The episode leaves some ambiguity as to whether Stacey is passive-aggressively scamming Mike in hopes he'll help her move to a nicer place, or that she's simply hearing things that aren't there as part of her ongoing struggle to get over Matt's murder. But it doesn't matter. Mike is all-in with this situation, so her motives don't matter. He realizes the gunshots are fictional, but any regret from that discovery is only from his realization that he can't solve the problem by playing cop (and eliminating a genuine threat to the neighborhood), but by playing crook again to make the money that will get them off that street.

Again, it's a pretty thin episode (and one that noted Sandpiper hater Chris Ryan will probably have issues with), that's mainly setting things up for whatever's coming next week — Will Clifford fire Jimmy, or fall in love with his ad? Who does Nacho want Mike to make go away? — but it also takes advantage of how well we know these characters, and how thoroughly the two leads inhabit the roles at this point. And they take us one small step closer to some very bad decisions each of them will make when they're more like the men we first met.

And Mrs. Strauss' descent down the stairs was worth the price of admission.

Some other thoughts:

* This week, in Better Call Saul Loves Movies: every pop culture reference in the series will likely be forever playing for second place after the line I quoted at the top of this review, which was in reference to one of the most famous lines in movie history, from the end of Sunset Boulevard. Fienberg, after watching the episode, wondered if perhaps the Saul writers — who already knew of the character's fondness for film references on Breaking Bad — hadn't given him a name that rhymes with DeMille specifically so they could one day do this.

* That scene's a double reunion, not only bringing back Mrs. Strauss from season 1's "Alpine Shepherd Boy," but the two student filmmakers Jimmy hired to shoot him when he was pulling the billboard scam in "Hero."

* Ice Station Zebra, the movie Kim makes Jimmy watch, will have a big enough impact on it that he'll name one of his holding companies after it in the Saul Goodman years.

What did everybody else think?

Alan Sepinwall may be reached at sepinwall@hitfix.com

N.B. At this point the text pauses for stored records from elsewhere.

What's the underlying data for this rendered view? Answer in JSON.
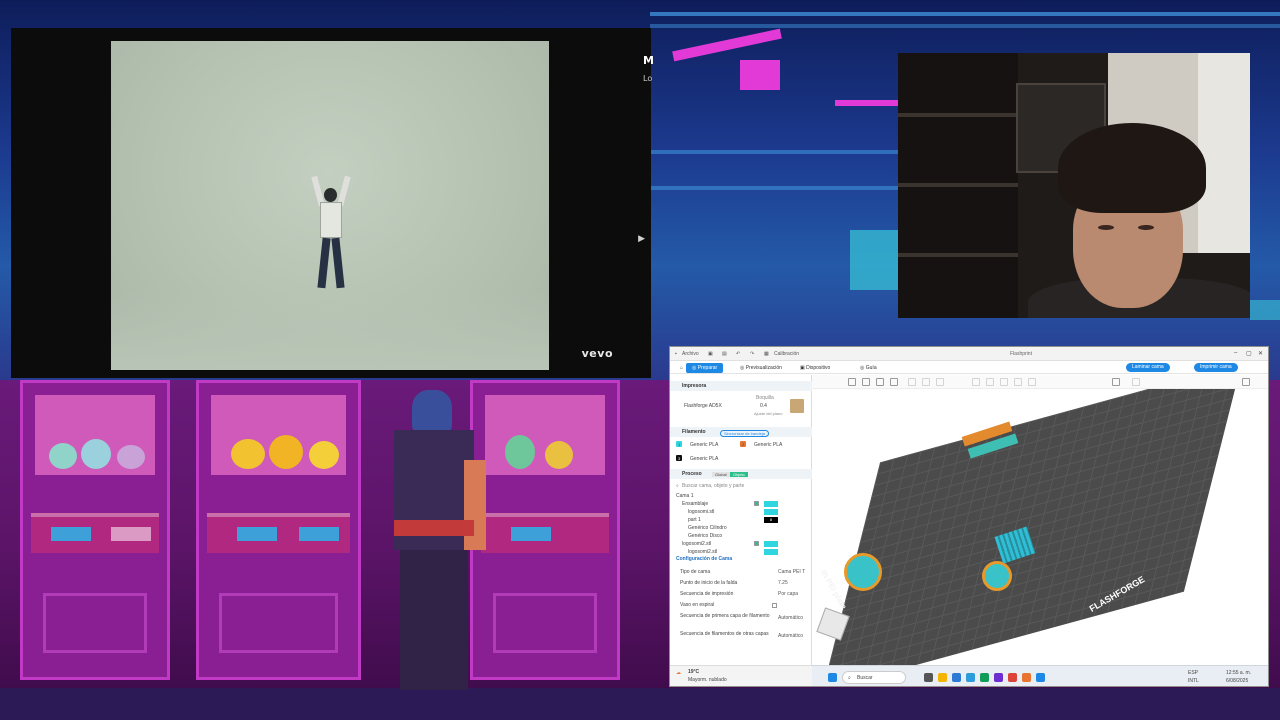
{
  "video": {
    "watermark": "vevo",
    "side_title_initial": "M",
    "side_subtitle_initial": "Lo",
    "next_icon": "play-next-icon"
  },
  "slicer": {
    "titlebar": {
      "menu_archivo": "Archivo",
      "menu_calibration": "Calibración",
      "window_title": "Flashprint"
    },
    "tabs": {
      "prepare": "Preparar",
      "preview": "Previsualización",
      "device": "Dispositivo",
      "guide": "Guía"
    },
    "actions": {
      "slice": "Laminar cama",
      "print": "Imprimir cama"
    },
    "printer_section": {
      "title": "Impresora",
      "printer_name": "Flashforge AD5X",
      "nozzle_label": "Boquilla",
      "nozzle_value": "0.4",
      "plate_hint": "Ajuste del plano"
    },
    "filament_section": {
      "title": "Filamento",
      "sync_button": "Sincronizar de bandeja",
      "slot1_number": "1",
      "slot1_material": "Generic PLA",
      "slot2_number": "2",
      "slot2_material": "Generic PLA",
      "slot3_number": "3",
      "slot3_material": "Generic PLA"
    },
    "process_section": {
      "title": "Proceso",
      "mode_global": "Global",
      "mode_object": "Objeto",
      "search_placeholder": "Buscar cama, objeto y parte"
    },
    "tree": {
      "bed": "Cama 1",
      "obj1": "Ensamblaje",
      "obj1_part1": "logosomi.stl",
      "obj1_part2": "part 1",
      "obj1_part3": "Genérico Cilindro",
      "obj1_part4": "Genérico Disco",
      "obj2": "logosomi2.stl",
      "obj2_part1": "logosomi2.stl",
      "black_chip_label": "8"
    },
    "bed_config": {
      "title": "Configuración de Cama",
      "rows": [
        {
          "label": "Tipo de cama",
          "value": "Cama PEI T"
        },
        {
          "label": "Punto de inicio de la falda",
          "value": "7.25"
        },
        {
          "label": "Secuencia de impresión",
          "value": "Por capa"
        },
        {
          "label": "Vaso en espiral",
          "value": ""
        },
        {
          "label": "Secuencia de primera capa de filamento",
          "value": "Automático"
        },
        {
          "label": "Secuencia de filamentos de otras capas",
          "value": "Automático"
        }
      ]
    },
    "plate": {
      "brand": "FLASHFORGE",
      "plate_name": "th PEI plate"
    },
    "status": {
      "temperature": "19°C",
      "weather": "Mayorm. nublado"
    },
    "taskbar": {
      "search_label": "Buscar",
      "lang_top": "ESP",
      "lang_bottom": "INTL",
      "time": "12:55 a. m.",
      "date": "6/08/2025"
    }
  },
  "colors": {
    "accent": "#1e88e5",
    "filament_cyan": "#2fd6e0",
    "filament_orange": "#e8742d",
    "plate_dark": "#4b4b4b"
  }
}
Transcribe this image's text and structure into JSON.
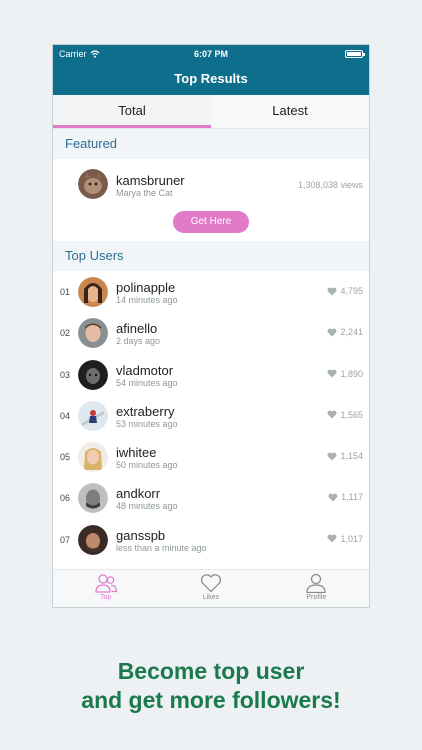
{
  "status": {
    "carrier": "Carrier",
    "time": "6:07 PM"
  },
  "nav": {
    "title": "Top Results"
  },
  "tabs": [
    {
      "label": "Total",
      "active": true
    },
    {
      "label": "Latest",
      "active": false
    }
  ],
  "featured": {
    "header": "Featured",
    "username": "kamsbruner",
    "subtitle": "Marya the Cat",
    "views": "1,308,038 views",
    "button": "Get Here"
  },
  "top_users": {
    "header": "Top Users",
    "items": [
      {
        "rank": "01",
        "username": "polinapple",
        "ago": "14 minutes ago",
        "likes": "4,795"
      },
      {
        "rank": "02",
        "username": "afinello",
        "ago": "2 days ago",
        "likes": "2,241"
      },
      {
        "rank": "03",
        "username": "vladmotor",
        "ago": "54 minutes ago",
        "likes": "1,890"
      },
      {
        "rank": "04",
        "username": "extraberry",
        "ago": "53 minutes ago",
        "likes": "1,565"
      },
      {
        "rank": "05",
        "username": "iwhitee",
        "ago": "50 minutes ago",
        "likes": "1,154"
      },
      {
        "rank": "06",
        "username": "andkorr",
        "ago": "48 minutes ago",
        "likes": "1,117"
      },
      {
        "rank": "07",
        "username": "gansspb",
        "ago": "less than a minute ago",
        "likes": "1,017"
      }
    ]
  },
  "tabbar": [
    {
      "label": "Top",
      "icon": "users-icon",
      "active": true
    },
    {
      "label": "Likes",
      "icon": "heart-icon",
      "active": false
    },
    {
      "label": "Profile",
      "icon": "person-icon",
      "active": false
    }
  ],
  "promo": {
    "line1": "Become top user",
    "line2": "and get more followers!"
  },
  "colors": {
    "nav": "#0e6f8c",
    "accent": "#e07ac9",
    "section_text": "#2a6f93",
    "promo": "#1a7a4d"
  }
}
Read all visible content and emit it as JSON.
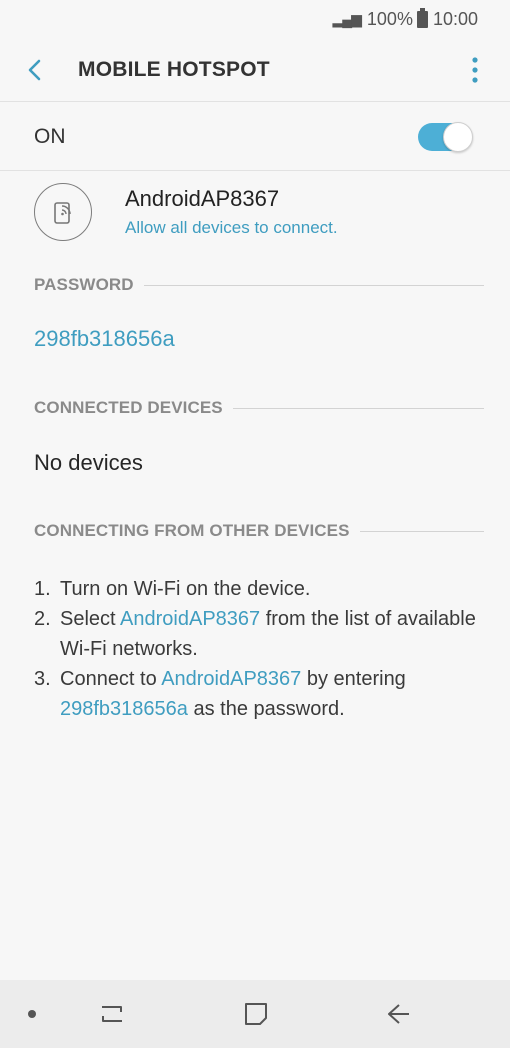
{
  "status_bar": {
    "signal": "▂▄▆",
    "battery": "100%",
    "time": "10:00"
  },
  "app_bar": {
    "title": "MOBILE HOTSPOT"
  },
  "toggle": {
    "label": "ON",
    "state": "on",
    "accent": "#4dafd6"
  },
  "network": {
    "name": "AndroidAP8367",
    "subtitle": "Allow all devices to connect."
  },
  "password": {
    "header": "PASSWORD",
    "value": "298fb318656a"
  },
  "connected": {
    "header": "CONNECTED DEVICES",
    "empty_text": "No devices"
  },
  "connecting": {
    "header": "CONNECTING FROM OTHER DEVICES",
    "step1": {
      "num": "1.",
      "text": "Turn on Wi-Fi on the device."
    },
    "step2": {
      "num": "2.",
      "pre": "Select ",
      "link": "AndroidAP8367",
      "post": " from the list of available Wi-Fi networks."
    },
    "step3": {
      "num": "3.",
      "pre": "Connect to ",
      "link": "AndroidAP8367",
      "mid": " by entering ",
      "link2": "298fb318656a",
      "post": " as the password."
    }
  },
  "colors": {
    "link": "#3f9dc0",
    "background": "#f7f7f7"
  },
  "icons": [
    "back-arrow-icon",
    "more-vert-icon",
    "hotspot-phone-icon",
    "recent-apps-icon",
    "home-icon",
    "back-nav-icon"
  ]
}
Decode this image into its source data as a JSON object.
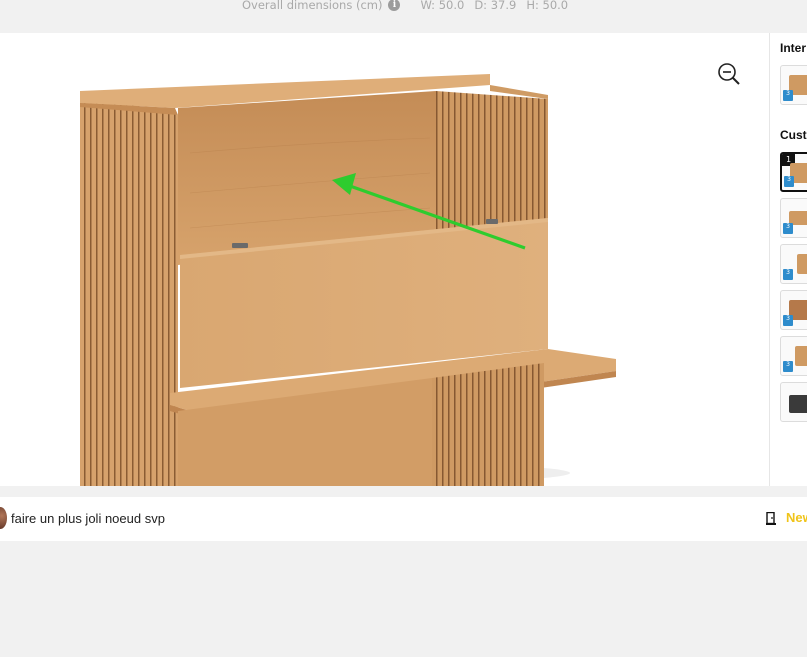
{
  "dimensions": {
    "label": "Overall dimensions (cm)",
    "info_icon": "info-icon",
    "width": "W: 50.0",
    "depth": "D: 37.9",
    "height": "H: 50.0"
  },
  "viewer": {
    "zoom_icon": "zoom-out-icon",
    "annotation": "green-arrow"
  },
  "right_panel": {
    "section_interior": "Inter",
    "section_custom": "Cust",
    "selected_index": "1",
    "badge_3d": "3"
  },
  "comment": {
    "text": "faire un plus joli noeud svp",
    "icon": "door-icon",
    "new_label": "New"
  },
  "colors": {
    "accent": "#f0c419",
    "arrow": "#2ecc2e",
    "wood": "#d4a06a"
  }
}
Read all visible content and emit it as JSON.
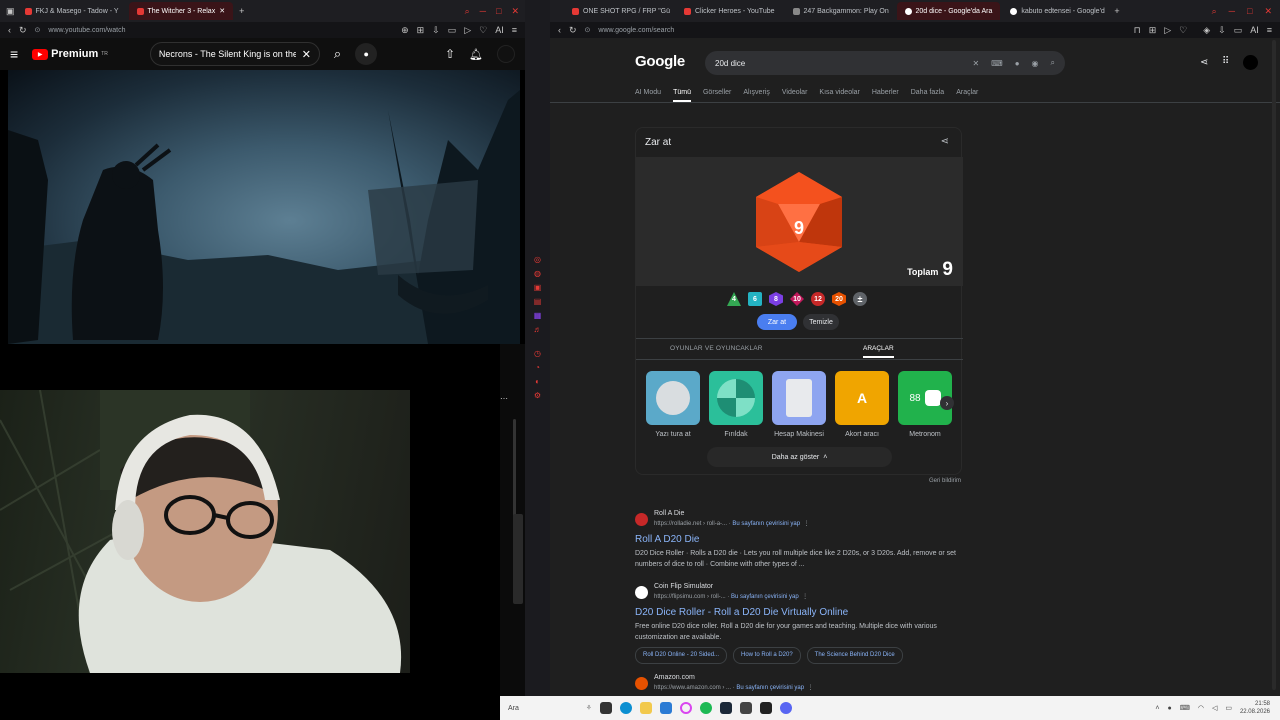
{
  "left_browser": {
    "tabs": [
      {
        "label": "FKJ & Masego - Tadow - Y"
      },
      {
        "label": "The Witcher 3 - Relax"
      }
    ],
    "url": "www.youtube.com/watch"
  },
  "youtube": {
    "logo": "Premium",
    "logo_sup": "TR",
    "search_value": "Necrons - The Silent King is on the Flo"
  },
  "right_browser": {
    "tabs": [
      {
        "label": "ONE SHOT RPG / FRP \"Gü"
      },
      {
        "label": "Clicker Heroes - YouTube"
      },
      {
        "label": "247 Backgammon: Play On"
      },
      {
        "label": "20d dice - Google'da Ara"
      },
      {
        "label": "kabuto edtensei - Google'd"
      }
    ],
    "url": "www.google.com/search"
  },
  "google": {
    "logo": "Google",
    "query": "20d dice",
    "tabs": [
      "AI Modu",
      "Tümü",
      "Görseller",
      "Alışveriş",
      "Videolar",
      "Kısa videolar",
      "Haberler",
      "Daha fazla",
      "Araçlar"
    ],
    "dice_card": {
      "title": "Zar at",
      "die_value": "9",
      "total_label": "Toplam",
      "total_value": "9",
      "dice": [
        "4",
        "6",
        "8",
        "10",
        "12",
        "20"
      ],
      "roll_button": "Zar at",
      "clear_button": "Temizle",
      "section_tabs": [
        "OYUNLAR VE OYUNCAKLAR",
        "ARAÇLAR"
      ],
      "tools": [
        "Yazı tura at",
        "Fırıldak",
        "Hesap Makinesi",
        "Akort aracı",
        "Metronom"
      ],
      "metronome_value": "88",
      "tuner_letter": "A",
      "show_less": "Daha az göster",
      "feedback": "Geri bildirim"
    },
    "results": [
      {
        "site": "Roll A Die",
        "url": "https://rolladie.net › roll-a-...",
        "translate": "Bu sayfanın çevirisini yap",
        "title": "Roll A D20 Die",
        "snippet_1": "D20 Dice Roller · Rolls a D20 die · Lets you roll multiple dice like 2 D20s, or 3 D20s. Add, remove or set",
        "snippet_2": "numbers of dice to roll · Combine with other types of ..."
      },
      {
        "site": "Coin Flip Simulator",
        "url": "https://flipsimu.com › roll-...",
        "translate": "Bu sayfanın çevirisini yap",
        "title": "D20 Dice Roller - Roll a D20 Die Virtually Online",
        "snippet_1": "Free online D20 dice roller. Roll a D20 die for your games and teaching. Multiple dice with various",
        "snippet_2": "customization are available.",
        "links": [
          "Roll D20 Online - 20 Sided...",
          "How to Roll a D20?",
          "The Science Behind D20 Dice"
        ]
      },
      {
        "site": "Amazon.com",
        "url": "https://www.amazon.com › ...",
        "translate": "Bu sayfanın çevirisini yap"
      }
    ]
  },
  "taskbar": {
    "search": "Ara",
    "time": "21:58",
    "date": "22.08.2026"
  }
}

Alan Sepinwall has been reviewing television since the mid-'90s, first for Tony Soprano's hometown paper, The Star-Ledger, and now for HitFix. His new book, "TV (The Book)" about the 100 greatest shows of all time, is available now. He can be reached at sepinwall@hitfix.com